Every one of the tracks feature tight drums and solid penetrating bass lines that one would expect on a hip-hop album with vocals that one would expect to hear on soul and R&B records. Glasper and co. provide fresh, complex instrumental accompaniments on all the tracks that give the album a hazy sensual vibe while remaining intellectually exciting for true jazzheads. On certain cuts including his cover of Mongo Santamaria’s classic Latin tune ‘Afro Blue’ he exercises a delicious restraint embellishing Erykah Badu’s vocals with flurries of notes, without ever veering into a true solo. Unlike Glasper’s first project, Black Radio is not meant to focus on his own talent, but rather explore and generate a concept. A concept that is perhaps best exemplified by his cover of Cobain’s ‘Smells like Teen Spirit’ a song that Glasper says he admires for it’s melodic beauty and the interesting chord changes. While the album seems to be brimming with covers, on originals like ‘Ah Yeah’ featuring Musiq Soulchild and Chrisette Michelle, the Rhodes organ and drum snaps are sexy and original. And on others like ‘Why Do We Try’ that begins with Stokley’s warm vocal overtones cushioned by vocoder harmonies, Glasper’s solo produces an angularity that is challenging and pleasing at once.

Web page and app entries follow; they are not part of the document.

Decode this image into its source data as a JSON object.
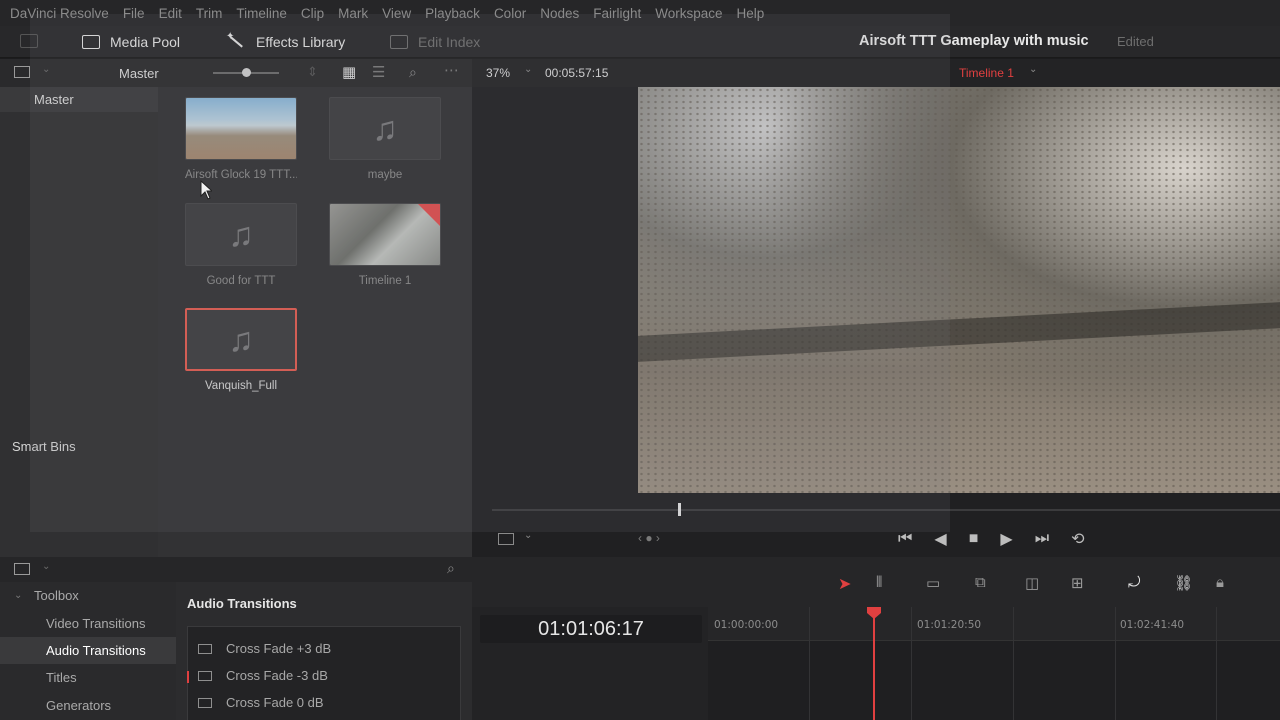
{
  "menu": [
    "DaVinci Resolve",
    "File",
    "Edit",
    "Trim",
    "Timeline",
    "Clip",
    "Mark",
    "View",
    "Playback",
    "Color",
    "Nodes",
    "Fairlight",
    "Workspace",
    "Help"
  ],
  "toolbar": {
    "media_pool": "Media Pool",
    "effects_library": "Effects Library",
    "edit_index": "Edit Index",
    "project_title": "Airsoft TTT Gameplay with music",
    "project_status": "Edited"
  },
  "media_pool": {
    "bin_header": "Master",
    "master_bin": "Master",
    "smart_bins": "Smart Bins",
    "clips": [
      {
        "name": "Airsoft Glock 19 TTT...",
        "kind": "video"
      },
      {
        "name": "maybe",
        "kind": "audio"
      },
      {
        "name": "Good for TTT",
        "kind": "audio"
      },
      {
        "name": "Timeline 1",
        "kind": "timeline"
      },
      {
        "name": "Vanquish_Full",
        "kind": "audio",
        "selected": true
      }
    ]
  },
  "viewer": {
    "zoom": "37%",
    "duration": "00:05:57:15",
    "timeline_name": "Timeline 1"
  },
  "effects": {
    "toolbox": "Toolbox",
    "tree": [
      "Video Transitions",
      "Audio Transitions",
      "Titles",
      "Generators"
    ],
    "active": "Audio Transitions",
    "panel_title": "Audio Transitions",
    "items": [
      "Cross Fade +3 dB",
      "Cross Fade -3 dB",
      "Cross Fade 0 dB"
    ]
  },
  "timeline": {
    "timecode": "01:01:06:17",
    "ruler": [
      "01:00:00:00",
      "01:01:20:50",
      "01:02:41:40"
    ]
  },
  "colors": {
    "accent_red": "#e04040",
    "selection": "#e25a4f"
  }
}
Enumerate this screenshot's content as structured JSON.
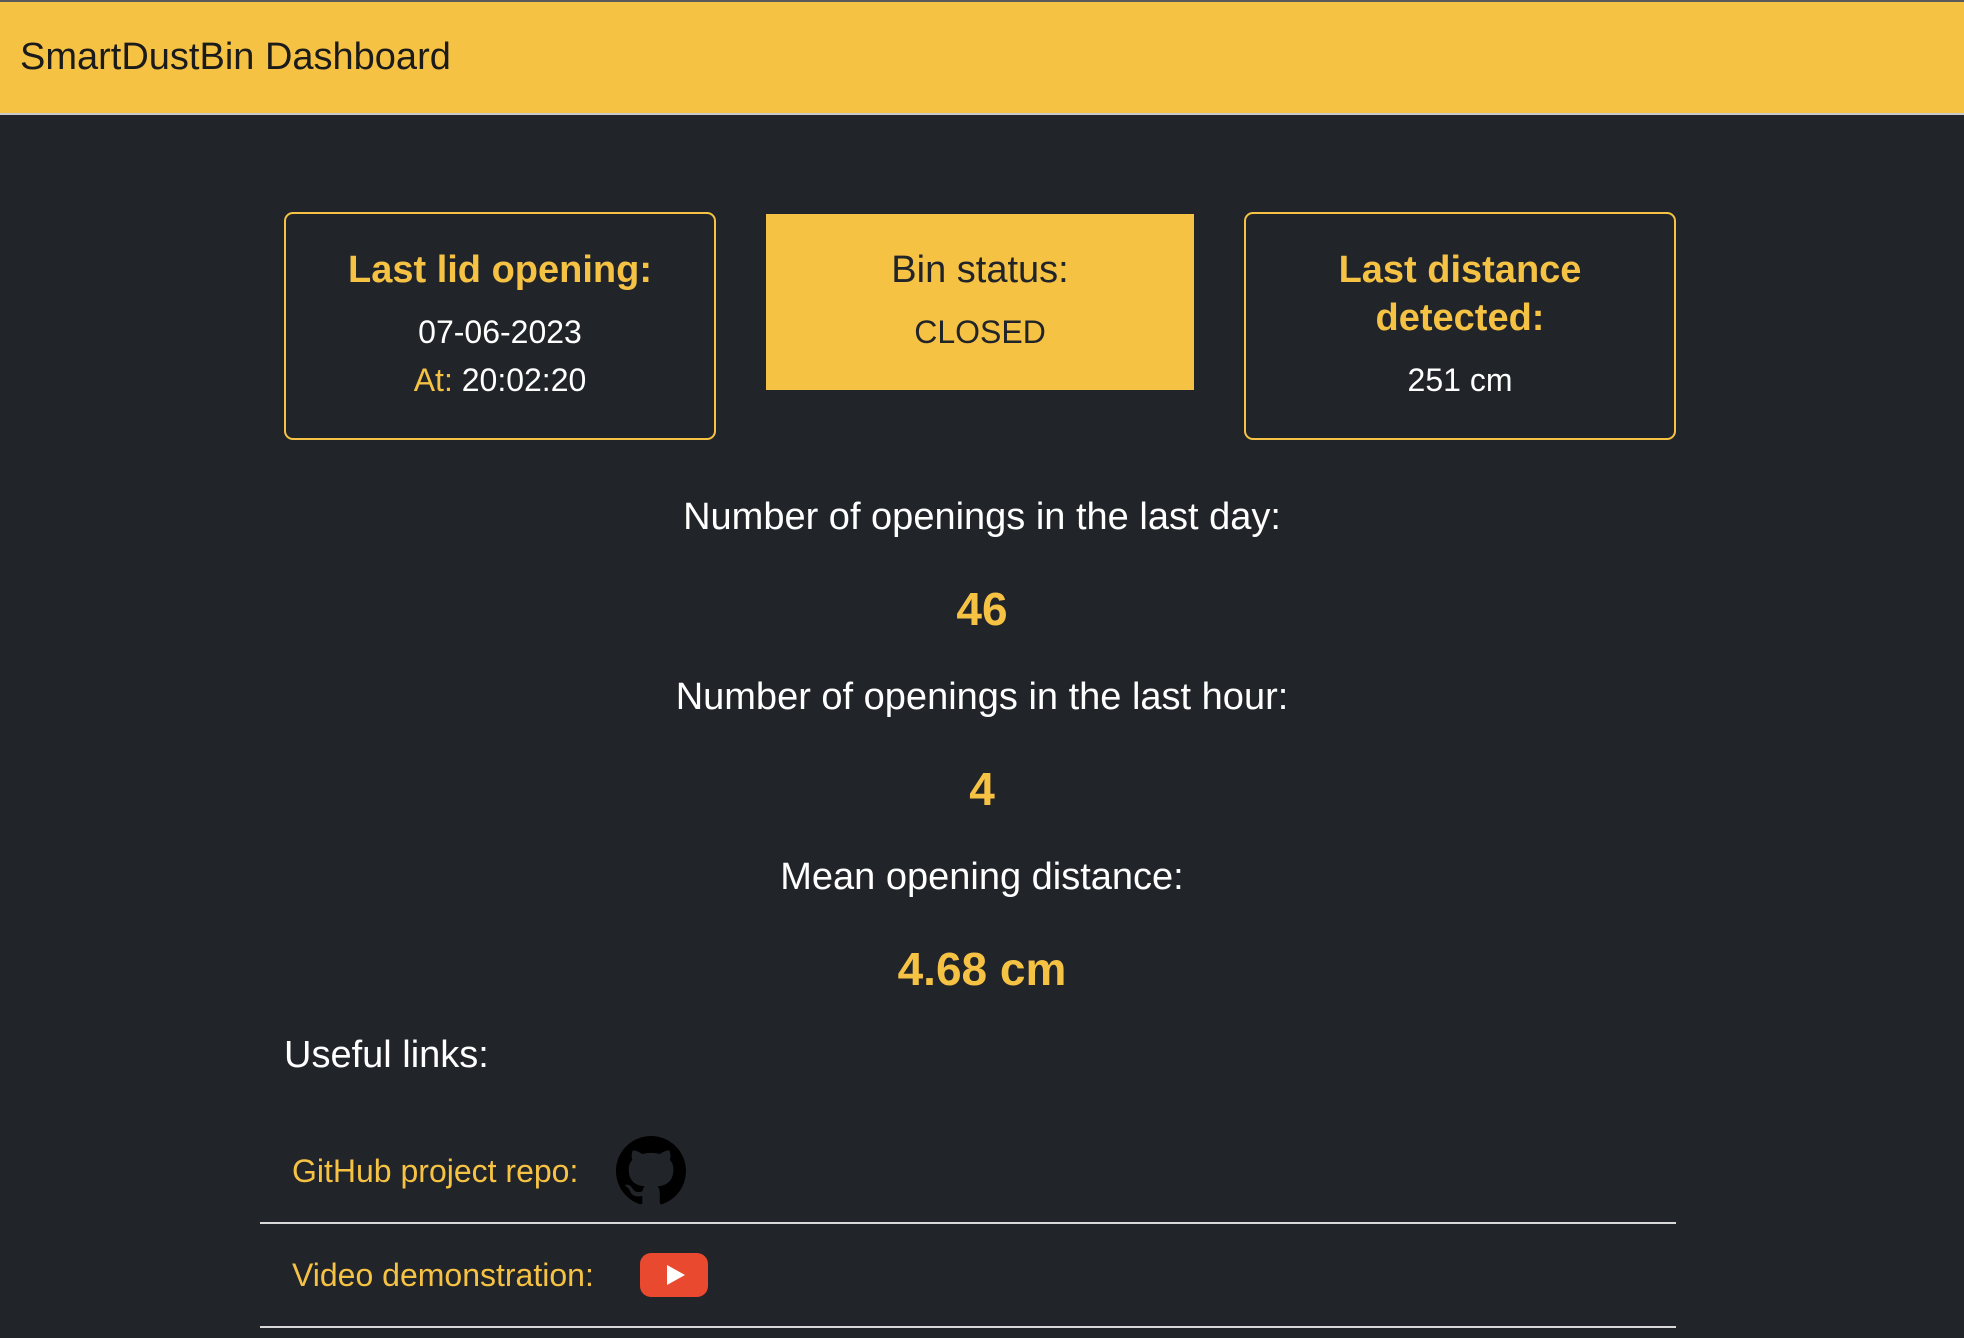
{
  "navbar": {
    "brand": "SmartDustBin Dashboard"
  },
  "cards": {
    "last_lid": {
      "title": "Last lid opening:",
      "date": "07-06-2023",
      "at_label": "At:",
      "time": "20:02:20"
    },
    "bin_status": {
      "title": "Bin status:",
      "value": "CLOSED"
    },
    "last_distance": {
      "title_line1": "Last distance",
      "title_line2": "detected:",
      "value": "251 cm"
    }
  },
  "stats": {
    "openings_day_label": "Number of openings in the last day:",
    "openings_day_value": "46",
    "openings_hour_label": "Number of openings in the last hour:",
    "openings_hour_value": "4",
    "mean_distance_label": "Mean opening distance:",
    "mean_distance_value": "4.68 cm"
  },
  "links": {
    "heading": "Useful links:",
    "items": [
      {
        "label": "GitHub project repo:",
        "icon": "github-icon"
      },
      {
        "label": "Video demonstration:",
        "icon": "youtube-icon"
      }
    ]
  },
  "colors": {
    "accent": "#f5c244",
    "background": "#212429",
    "youtube": "#e9492f"
  }
}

Though some critics have said essentially ‘that ain’t jazz’ Glasper told Public Radio International’s Bullseye that Black Radio was meant to move the jazz world out of its current period of stagnation. “All [jazz] ever did was change. That’s the spirit of it. That’s what I’m doing. I’m playing jazz that’s 2012”. That certainly seems to be the case, and now we’re eagerly awaiting what 2013 will bring.
Hillary Donnell, London